The interchange ability of party and policies is now spreading to candidates, especially if you are one of the sought after demographics. Helen Grant is the perfect example of this. Up to 2006 she was reportedly an enthusiastic New Labour supporter and allowed them free use of her offices in Corydon as a Campaign Headquarters and was seeking to become a Labour Candidate. Now however she is set to replace Ann Widdecombe in
Ms Grant must not have any ideological problems with going from Corydon Labour to Maidstone Tory and indeed the two party’s policies are so close on most things that it’s only in insignificant details that they differ. If in doubt all she has to do is follow the European Union line and she’ll be fairly safe. Insignificant detail being about the only policy areas that the EU hasn’t nailed down, but give them time and they will control everything, no detail will be tiny enough to be insignificant enough to escape their rulings.
Of course as a political career Labour is not the way to go at the moment. Labour are likely to loose the next general election and give the Tories a go at running the country (under the watchful eye of the European Union Commission of course) so any ambitious politician will be looking closely at safe Tory seats for 2010.
Ms Grant as a black woman ticks both the sex and ethnic minority boxes, making her a win win for the Tories. Of course the "woman" box is not quite as sought after by the Labour Party these days as there are already 95 Labour women (27% of the Party’s MPs) in the House of Commons compared to 17 Conservative women (8.7%) and 9 Lib-Dims (14%). No doubt “Call me Dave” is desperate to equal the numbers to prove he is in touch with both women and the ethnic minority groups.

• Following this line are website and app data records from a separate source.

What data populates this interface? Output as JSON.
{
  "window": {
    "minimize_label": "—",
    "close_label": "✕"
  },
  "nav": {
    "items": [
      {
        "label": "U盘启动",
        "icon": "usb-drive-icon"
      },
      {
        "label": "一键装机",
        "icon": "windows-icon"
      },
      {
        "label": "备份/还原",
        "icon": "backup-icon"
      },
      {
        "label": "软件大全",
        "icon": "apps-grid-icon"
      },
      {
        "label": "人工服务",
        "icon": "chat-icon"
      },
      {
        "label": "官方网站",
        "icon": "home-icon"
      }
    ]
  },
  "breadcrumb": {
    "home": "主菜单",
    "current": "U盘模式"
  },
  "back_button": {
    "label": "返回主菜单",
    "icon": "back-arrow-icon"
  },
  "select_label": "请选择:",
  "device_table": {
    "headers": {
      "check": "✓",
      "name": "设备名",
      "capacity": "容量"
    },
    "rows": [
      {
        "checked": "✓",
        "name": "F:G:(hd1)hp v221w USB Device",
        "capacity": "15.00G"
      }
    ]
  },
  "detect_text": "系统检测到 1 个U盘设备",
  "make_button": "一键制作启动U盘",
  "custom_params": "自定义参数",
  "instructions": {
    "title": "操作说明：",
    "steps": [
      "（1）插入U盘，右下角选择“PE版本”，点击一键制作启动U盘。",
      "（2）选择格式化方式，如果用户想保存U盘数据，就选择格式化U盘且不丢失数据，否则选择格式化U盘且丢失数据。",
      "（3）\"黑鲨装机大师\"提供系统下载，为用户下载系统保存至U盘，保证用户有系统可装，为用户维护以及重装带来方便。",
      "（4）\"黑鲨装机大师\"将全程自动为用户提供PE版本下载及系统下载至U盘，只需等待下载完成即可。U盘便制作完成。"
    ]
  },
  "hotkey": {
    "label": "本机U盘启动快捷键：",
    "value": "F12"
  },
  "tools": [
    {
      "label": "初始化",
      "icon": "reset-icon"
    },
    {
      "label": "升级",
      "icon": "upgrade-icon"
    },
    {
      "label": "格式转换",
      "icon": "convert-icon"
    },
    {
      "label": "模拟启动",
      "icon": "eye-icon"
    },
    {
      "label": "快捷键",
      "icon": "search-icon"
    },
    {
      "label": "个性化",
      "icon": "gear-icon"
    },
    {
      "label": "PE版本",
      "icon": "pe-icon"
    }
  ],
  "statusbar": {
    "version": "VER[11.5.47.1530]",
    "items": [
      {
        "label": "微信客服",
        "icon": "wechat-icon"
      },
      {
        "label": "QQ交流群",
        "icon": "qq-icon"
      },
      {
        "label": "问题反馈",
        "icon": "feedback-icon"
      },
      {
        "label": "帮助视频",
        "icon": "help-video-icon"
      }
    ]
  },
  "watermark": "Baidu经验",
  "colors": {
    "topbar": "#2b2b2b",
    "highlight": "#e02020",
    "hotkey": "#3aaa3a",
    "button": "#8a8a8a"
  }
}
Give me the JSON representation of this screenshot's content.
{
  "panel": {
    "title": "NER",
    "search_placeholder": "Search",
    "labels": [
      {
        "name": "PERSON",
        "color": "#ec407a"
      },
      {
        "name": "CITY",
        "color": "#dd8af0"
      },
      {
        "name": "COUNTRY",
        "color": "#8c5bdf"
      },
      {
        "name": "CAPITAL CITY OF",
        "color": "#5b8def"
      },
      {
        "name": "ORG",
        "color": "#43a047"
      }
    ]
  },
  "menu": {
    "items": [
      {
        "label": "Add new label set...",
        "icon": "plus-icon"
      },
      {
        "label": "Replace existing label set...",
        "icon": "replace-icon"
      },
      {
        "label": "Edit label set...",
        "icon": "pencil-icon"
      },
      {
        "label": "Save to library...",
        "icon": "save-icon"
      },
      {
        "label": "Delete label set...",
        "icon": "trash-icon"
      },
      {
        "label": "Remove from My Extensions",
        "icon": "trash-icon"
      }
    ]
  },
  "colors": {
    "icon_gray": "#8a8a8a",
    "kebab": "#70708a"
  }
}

Interestingly women make up 54% of all MSPs and a massive 68% of all Welsh Assembly Members. I wonder if that says anything about the perception of the relative importance of politics in